 Fredericks, Anthony D. The Complete Idiot's Guide to Success as a Teacher .Alpha Books © 2005. New York, NY. https://www.teachervision.com/teaching-methods/new-teacher/48446.html (Accessed January, 2014).
Recently I shared my research paper The Phenomenology of Silence with a professor from Montclair State University. She was intrigued with how I use silence in the classroom and saw correlations with her own research on how to help children learn more effectively through interruptions. She asked me to write more about how I use it in the classroom.
As a young math teacher at Oak Flats High School in NSW Australia in the 1980s, I threw all of my energy into teaching. My philosophy was to make it fun and use humor as a tool to keep my students motivated. I used silence as a punitive measure to control the noise level in the room. While I could run silent classes the tension was unpleasant.
That was before I went through a hellish personal tragedy. I quit teaching and traveled to India, Bali and Europe. During this extended leave from teaching I studied meditation and mindfulness practices along with austere spiritual practices from several different traditions. Twenty years of soul searching finally brought me to Berkshire County in Massachusetts. I began teaching again.
Coming back into the third-millennium classroom in 2006 was a shock. The pressure on teachers and kids had increased exponentially since Oak Flats. Everybody was plugged in, wired for sound and pulled in a million directions at once: top-down initiatives like No Child Left Behind, adversarial policies like zero tolerance, and warp-speed social lives buzzing in their brains. Not the ideal setting for sharing the joys of higher mathematics.
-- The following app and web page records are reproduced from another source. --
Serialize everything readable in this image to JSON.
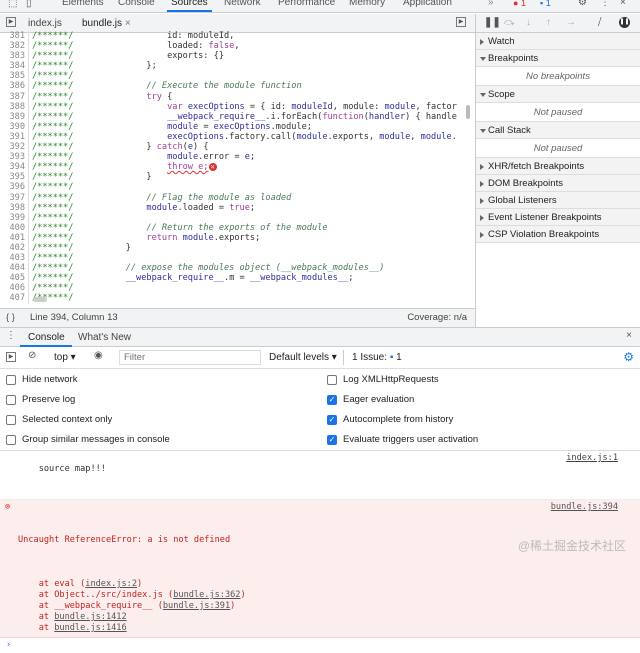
{
  "top_tabs": [
    "Elements",
    "Console",
    "Sources",
    "Network",
    "Performance",
    "Memory",
    "Application"
  ],
  "active_tab": "Sources",
  "more": "»",
  "error_count": "1",
  "issue_count": "1",
  "file_tabs": [
    "index.js",
    "bundle.js"
  ],
  "close": "×",
  "code_lines": [
    {
      "n": "381",
      "html": "            id: moduleId,"
    },
    {
      "n": "382",
      "html": "            loaded: <span class='lit'>false</span>,"
    },
    {
      "n": "383",
      "html": "            exports: {}"
    },
    {
      "n": "384",
      "html": "        };"
    },
    {
      "n": "385",
      "html": ""
    },
    {
      "n": "386",
      "html": "        <span class='cm'>// Execute the module function</span>"
    },
    {
      "n": "387",
      "html": "        <span class='kw'>try</span> {"
    },
    {
      "n": "388",
      "html": "            <span class='kw'>var</span> <span class='v'>execOptions</span> = { id: <span class='v'>moduleId</span>, module: <span class='v'>module</span>, factor"
    },
    {
      "n": "389",
      "html": "            <span class='v'>__webpack_require__</span>.i.forEach(<span class='kw'>function</span>(<span class='v'>handler</span>) { handle"
    },
    {
      "n": "390",
      "html": "            <span class='v'>module</span> = <span class='v'>execOptions</span>.module;"
    },
    {
      "n": "391",
      "html": "            <span class='v'>execOptions</span>.factory.call(<span class='v'>module</span>.exports, <span class='v'>module</span>, <span class='v'>module</span>."
    },
    {
      "n": "392",
      "html": "        } <span class='kw'>catch</span>(<span class='v'>e</span>) {"
    },
    {
      "n": "393",
      "html": "            <span class='v'>module</span>.error = <span class='v'>e</span>;"
    },
    {
      "n": "394",
      "html": "            <span class='kw' style='text-decoration:underline wavy #d33'>throw e;</span><span style='color:#fff;background:#d33;border-radius:50%;font-size:7px;padding:0 2px'>×</span>"
    },
    {
      "n": "395",
      "html": "        }"
    },
    {
      "n": "396",
      "html": ""
    },
    {
      "n": "397",
      "html": "        <span class='cm'>// Flag the module as loaded</span>"
    },
    {
      "n": "398",
      "html": "        <span class='v'>module</span>.loaded = <span class='lit'>true</span>;"
    },
    {
      "n": "399",
      "html": ""
    },
    {
      "n": "400",
      "html": "        <span class='cm'>// Return the exports of the module</span>"
    },
    {
      "n": "401",
      "html": "        <span class='kw'>return</span> <span class='v'>module</span>.exports;"
    },
    {
      "n": "402",
      "html": "    }"
    },
    {
      "n": "403",
      "html": ""
    },
    {
      "n": "404",
      "html": "    <span class='cm'>// expose the modules object (__webpack_modules__)</span>"
    },
    {
      "n": "405",
      "html": "    <span class='v'>__webpack_require__</span>.m = <span class='v'>__webpack_modules__</span>;"
    },
    {
      "n": "406",
      "html": ""
    },
    {
      "n": "407",
      "html": ""
    }
  ],
  "stars": "/******/",
  "status": {
    "position": "Line 394, Column 13",
    "coverage": "Coverage: n/a"
  },
  "sidebar": [
    {
      "label": "Watch",
      "open": false
    },
    {
      "label": "Breakpoints",
      "open": true,
      "empty": "No breakpoints"
    },
    {
      "label": "Scope",
      "open": true,
      "empty": "Not paused"
    },
    {
      "label": "Call Stack",
      "open": true,
      "empty": "Not paused"
    },
    {
      "label": "XHR/fetch Breakpoints",
      "open": false
    },
    {
      "label": "DOM Breakpoints",
      "open": false
    },
    {
      "label": "Global Listeners",
      "open": false
    },
    {
      "label": "Event Listener Breakpoints",
      "open": false
    },
    {
      "label": "CSP Violation Breakpoints",
      "open": false
    }
  ],
  "drawer_tabs": [
    "Console",
    "What's New"
  ],
  "console_toolbar": {
    "context": "top",
    "filter_placeholder": "Filter",
    "levels": "Default levels",
    "issues": "1 Issue:",
    "issue_count": "1"
  },
  "settings": [
    {
      "label": "Hide network",
      "checked": false
    },
    {
      "label": "Log XMLHttpRequests",
      "checked": false
    },
    {
      "label": "Preserve log",
      "checked": false
    },
    {
      "label": "Eager evaluation",
      "checked": true
    },
    {
      "label": "Selected context only",
      "checked": false
    },
    {
      "label": "Autocomplete from history",
      "checked": true
    },
    {
      "label": "Group similar messages in console",
      "checked": false
    },
    {
      "label": "Evaluate triggers user activation",
      "checked": true
    }
  ],
  "messages": {
    "log": {
      "text": "source map!!!",
      "source": "index.js:1"
    },
    "error": {
      "text": "Uncaught ReferenceError: a is not defined",
      "source": "bundle.js:394",
      "stack": [
        {
          "pre": "    at eval (",
          "link": "index.js:2",
          "post": ")"
        },
        {
          "pre": "    at Object../src/index.js (",
          "link": "bundle.js:362",
          "post": ")"
        },
        {
          "pre": "    at __webpack_require__ (",
          "link": "bundle.js:391",
          "post": ")"
        },
        {
          "pre": "    at ",
          "link": "bundle.js:1412",
          "post": ""
        },
        {
          "pre": "    at ",
          "link": "bundle.js:1416",
          "post": ""
        }
      ]
    }
  },
  "watermark": "@稀土掘金技术社区"
}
In my initial years I was assigned a notoriously challenging group of freshmen students. The wisdom at the time was to assign the math phobic teens ten periods of math per week instead of the standard five periods. Because these students had weak number skills and hated math they felt tortured. The students were furious and blamed me for their inhuman schedule. Their resentment forced me to contemplate my future in education. The questions I contemplated included:
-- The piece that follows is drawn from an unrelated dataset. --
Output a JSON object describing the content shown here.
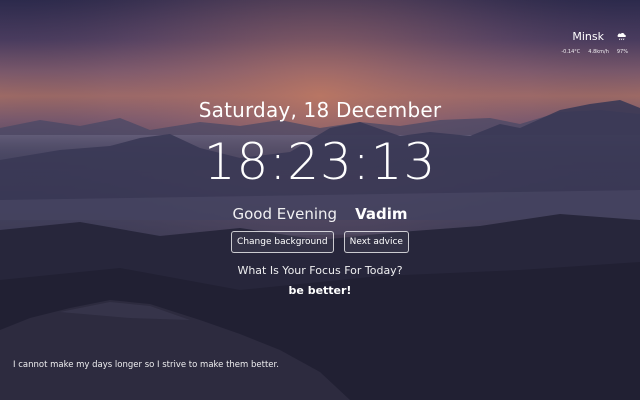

From this reflection I came up with a system of principles I called C.O.R.E. (cf. CORE Principles) and the use of silence. Within weeks the students were more engaged, respectful and happier. It was a pedagogical miracle.
Over the next four years I introduced my techniques to all my classes. The momentum built and built until other teachers started to notice. I was asked to speak with new teachers and veteran staffs alike about what I was achieving in the classroom through these unorthodox methodologies.
One day I introduced my methodologies to my senior class. Several of the students had spent their freshman year with me and eyed me suspiciously. They remembered their tortured first year with me. One student who had been surly and resentful as a freshman looked at me with an expressionless face throughout the lesson. We had not had the friendliest relationship over the years. He had been suspended for twelve months for arson and bullying. He had earned a terrible reputation around the school.
At the end of our lesson that September morning he lingered at the door after everyone had left. He turned to me and said, “This is the first thing that has ever made sense to me at school.” He turned and left my room. Goosebumps ran up my arms and tears came to my eyes as I sat down speechless.
This story and others reflect in many ways the miracle of silence in the classroom. My students start to come alive, become natural and express more respect. Surprisingly students with ADD and even Aspergers' Syndrome have expressed a love for the respite silence brings them in their busy school day. Out of this is born an atmosphere of safety, tolerance and respect for themselves and each other. A joy for the teacher!
I begin every lesson with silence and stillness.
"Lawrence Carroll's workshop on personal stress management, which he conducted with my Columbia Grad School class
was a huge success."
Neal Pilson, Columbia University, Former President, CBS Sports